(Photo by Valerie Schmalz/Catholic San Francisco)
Well-wishers greet Cardinal Raymond L. Burke after Mass at St. Mary’s Cathedral on March 15.
Cardinal Raymond Burke draws a crowd at San Francisco Mass
March 21st, 2017
By Valerie Schmalz
“The fundamental struggle of our life in Christ ... is the struggle to live the truth in love in a world which could deceive us into thinking that we can love even while we violate the truth,” Cardinal Raymond Burke said in his homily March 15 at St. Mary’s Cathedral.
The cardinal, who was the presenter at all three days of the Western Region Canon Law Meeting sponsored by the Archdiocese of San Francisco, delivered the homily at a 5:30 p.m. Mass celebrated by Archbishop Salvatore J. Cordileone for the canon lawyers who attended from Western states.

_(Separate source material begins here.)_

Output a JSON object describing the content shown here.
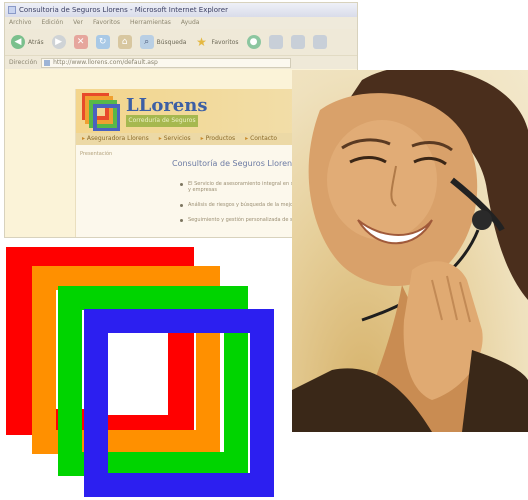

The Mass was concelebrated by Auxiliary Bishop William J. Justice and a number of priests.
Cardinal Burke, a former prefect of the Catholic Church’s top judicial court, the Supreme Tribunal of the Apostolic Signatura, was treated like a celebrity by many who attended the Mass from the area and who lined up after the Mass to greet him, and in many cases, ask for his autograph.
Last year, Cardinal Burke was one of four cardinals who publicly asked Pope Francis to clarify what the prelates said were confusing aspects of the pope’s apostolic exhortation on marriage and family, “Amoris Laetitia,” regarding whether divorced and remarried Catholics should receive Eucharist if their marriage was not declared null by the church. Cardinal Burke, patron of the Sovereign Military Order of Malta, did not address that controversy either in his homily or during his presentations at the canon law conference.
At San Francisco’s cathedral, Cardinal Burke emphasized the importance of the “humble” practice of canon law for the “salvation of souls.”
“Canon law is not in contrast with the many works of divine grace in the church but rather assures that the work of divine grace will be received into souls formed in accord with the mind and heart of Christ,” Cardinal Burke said.
“We do not study and respect the law for its own sake but for the sake of the sacred realities which it safeguards and fosters. We serve the justice which is the minimal and irreplaceable requirement of divine love,” Cardinal Burke said.
From March 23, 2017 issue of Catholic San Francisco.